Two decimal places are used here; however, your instructor might require more or fewer, so pay attention to directions. When rounding to two decimal places, you should look at the number in the third decimal place to decide whether you will round up or whether you will truncate. When the number in the third (thousandths) position is 5 or greater, you should round the number in the second (hundredths) position up. When the number in the thousandths position is 4 or less, you should truncate. The diagram below shows these positions pictorially.
.506 rounded to two decimal places = .51.632 rounded to two decimal places = .63
.50 + .70 = 1.20 (.42)(.80) = .336 ≈.34 = 3.742 ≈ 3.74 = (1.33)5 = 6.65
Try the following as practice.
1. .50 + .55 =
2. 3. 2.23 − .34 =
4. 5. 1 − .66 = 6. (.20)(.80) =
8. = 9. Round this number to two decimal places: .605
10. Round this number to two decimal places: .098
If these operations all looked familiar to you and you were able to do them with little or no difficulty, then you are ready for the course!
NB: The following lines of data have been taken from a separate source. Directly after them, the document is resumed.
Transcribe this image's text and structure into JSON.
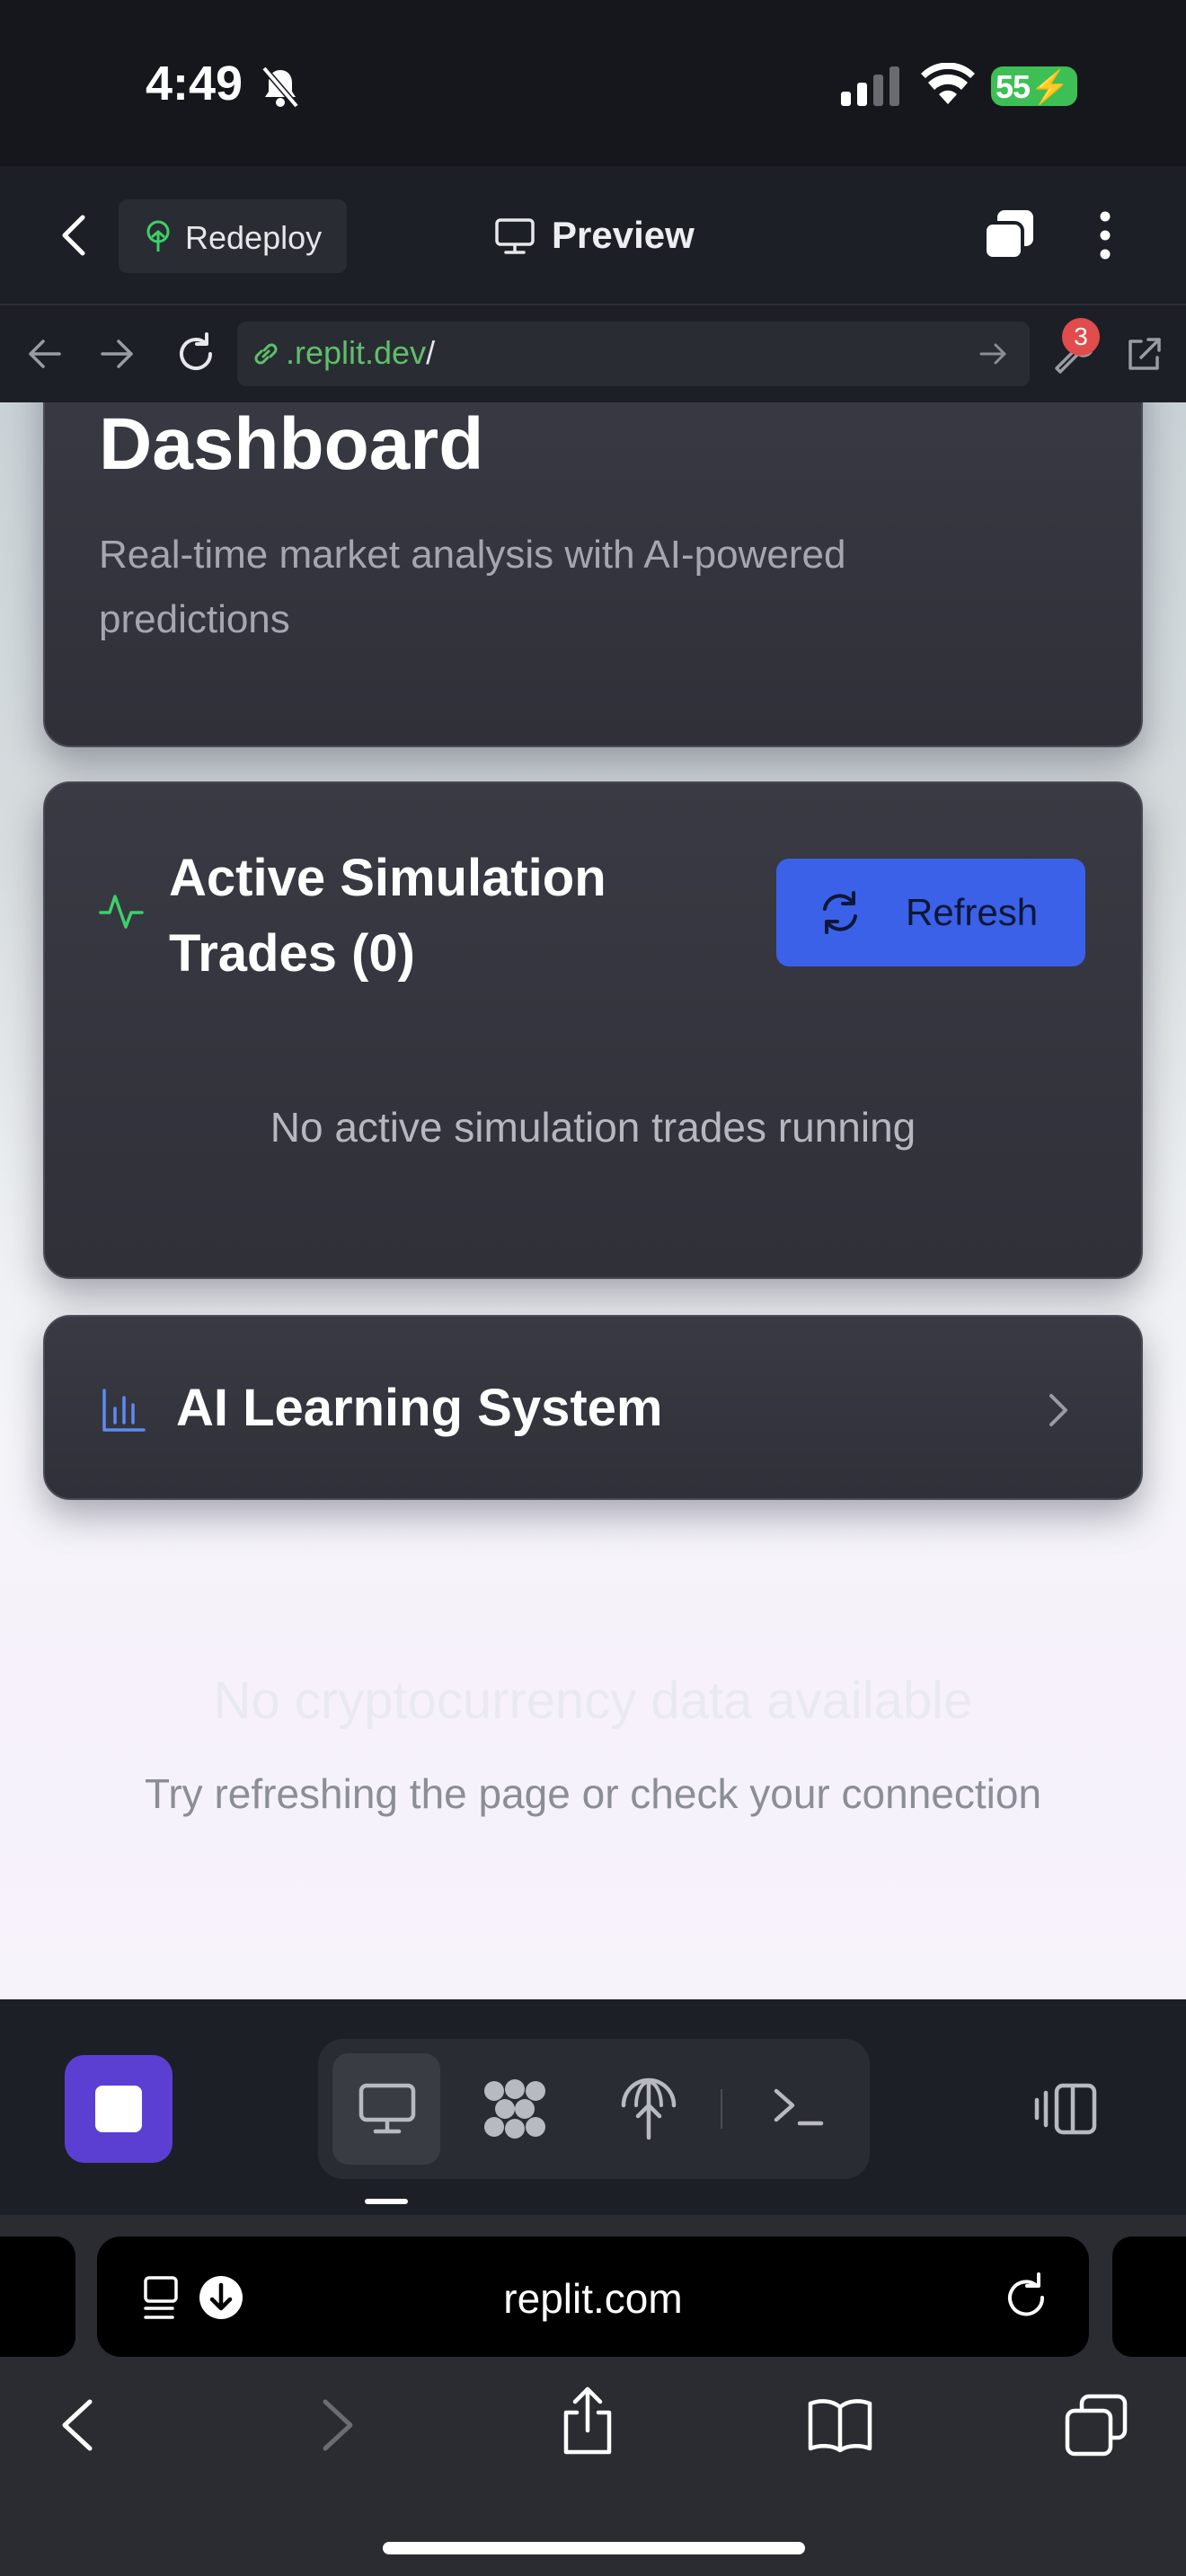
{
  "status_bar": {
    "time": "4:49",
    "battery": "55"
  },
  "replit_header": {
    "redeploy_label": "Redeploy",
    "preview_label": "Preview"
  },
  "address_bar": {
    "url_host": ".replit.dev",
    "url_path": "/",
    "devtools_badge": "3"
  },
  "dashboard": {
    "title": "Dashboard",
    "subtitle": "Real-time market analysis with AI-powered predictions"
  },
  "simulation_card": {
    "title": "Active Simulation Trades (0)",
    "refresh_label": "Refresh",
    "empty_message": "No active simulation trades running"
  },
  "ai_card": {
    "title": "AI Learning System"
  },
  "empty_state": {
    "faded_title": "No cryptocurrency data available",
    "hint": "Try refreshing the page or check your connection"
  },
  "safari": {
    "url": "replit.com"
  },
  "colors": {
    "accent_blue": "#3a61e8",
    "stop_purple": "#5b3fd3",
    "url_green": "#5fbf6a",
    "badge_red": "#e24c4c",
    "battery_green": "#3dbf55",
    "pulse_green": "#3ecf6a",
    "chart_blue": "#5d8af5"
  },
  "icons": [
    "bell-slash-icon",
    "signal-icon",
    "wifi-icon",
    "battery-icon",
    "back-chevron-icon",
    "redeploy-icon",
    "monitor-icon",
    "tabs-icon",
    "more-icon",
    "arrow-left-icon",
    "arrow-right-icon",
    "reload-icon",
    "link-icon",
    "arrow-go-icon",
    "devtools-icon",
    "open-external-icon",
    "pulse-icon",
    "refresh-icon",
    "bar-chart-icon",
    "chevron-right-icon",
    "stop-icon",
    "agent-icon",
    "deploy-icon",
    "shell-icon",
    "layout-icon",
    "reader-icon",
    "download-icon",
    "share-icon",
    "bookmarks-icon",
    "tabs-overview-icon"
  ]
}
If you struggled with them, you should speak with your course instructor regarding recommendations and options.